The long-standing pencil and paper college admissions exam will shift online in 2024 when students will take the SAT on computers or tablets. (International students will see their tests move online a year earlier, in 2023.) However, students must still sit for the exams in a school or in a test center with a proctor present. They can’t take them at home.

“The digital SAT will be easier to take, easier to give, and more relevant,” said Priscilla Rodriguez, vice president of College Readiness Assessments at College Board, in a statement. “We’re not simply putting the current SAT on a digital platform — we’re taking full advantage of what delivering an assessment digitally makes possible.“

Among the changes:

— The digital SAT will be about two hours instead of three for the current SAT, with more time per question.

— The digital test will feature shorter reading passages with one question tied to each, and passages will reflect a wider range of topics.

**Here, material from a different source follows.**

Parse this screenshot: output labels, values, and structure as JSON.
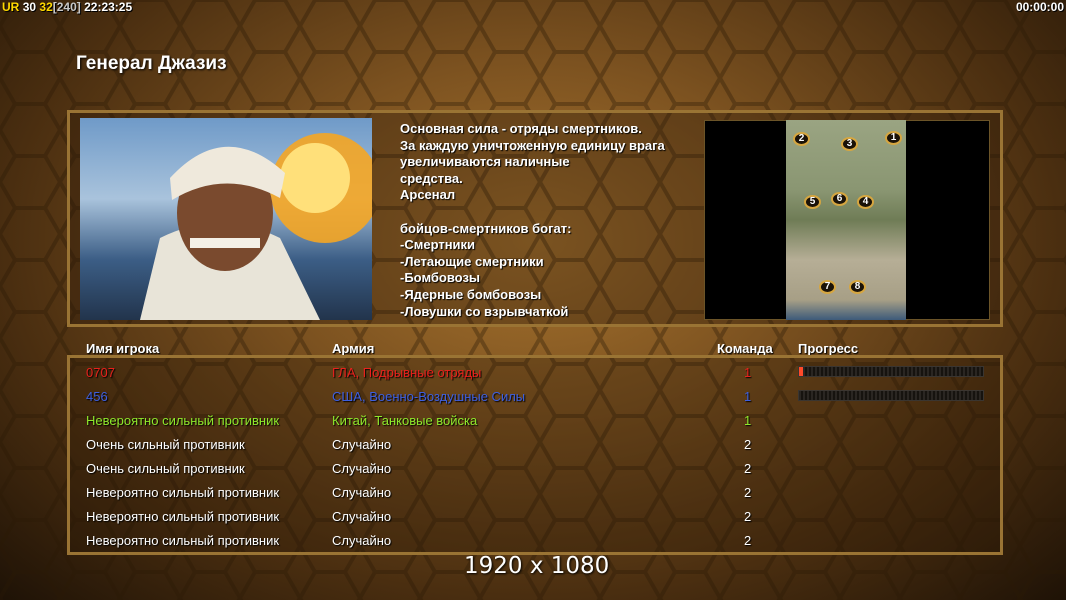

— Calculators will be allowed on the entire math section.

— Students and educators will get scores back in days rather than weeks.

— To reflect the range of post-high school paths, the score reports will also connect students to information and resources about local two-year colleges, workforce training programs, and career options.

— The PSAT/NMSQT and PSAT 8/9 will given digitally starting in 2023 with the PSAT 10 following in 2024.

— Students will be able to use their own or school-issued devices. If students lack access to a computer, College Board will provide one on test day. If a student loses connectivity or power, the digital SAT will retain their completed work and will not count the time necessary to reconnect.

In its shift, the SAT is embracing the approach of most state-level testing, including in Georgia where the annual Milestones exams in grade three through high school are primarily online. However, at this point, students taking the ACT, the other widely used college entrance exam, are still confined to a paper test on national testing dates, although students outside the United States take a computer version. Also, U.S. school districts that give the ACT to their students during the school day administer the computer-based version.

Many colleges have made the SAT and ACT optional, a trend accelerated in the past two years after COVID-19 shutdowns of test sites. Teens aiming for select colleges often still sign up for the exams, believing top scores enhance their chances. And the scores are frequently part of the consideration for honors programs and scholarships.

While the University System of Georgia briefly waived the ACT/SAT requirement during the pandemic, it reinstated it and current high school seniors must submit standardized-test scores for fall admissions.

The debate continues about the relevancy and reliability of tests like the SAT and ACT. Proponents argue the tests offer an objective measure at a time when the percentage of students graduating from high school with an A average has grown from 39% in 1998 to 55% in 2021.

Opponents contend the test is becoming irrelevant, as seen by the number of campuses adopting test optional policies. “Shifting an unnecessary, biased, coachable, and poorly predictive multiple-choice exam that few schools currently require from pencil-and-paper delivery to an electronic format does not magically transform it into a more accurate, fairer or valid tool for assessing college readiness,” said Bob Schaeffer, executive director of FairTest: National Center for Fair & Open Testing.Just as with previous versions of the ‘new improved SAT,’” the latest repackaging will not improve its overall value.”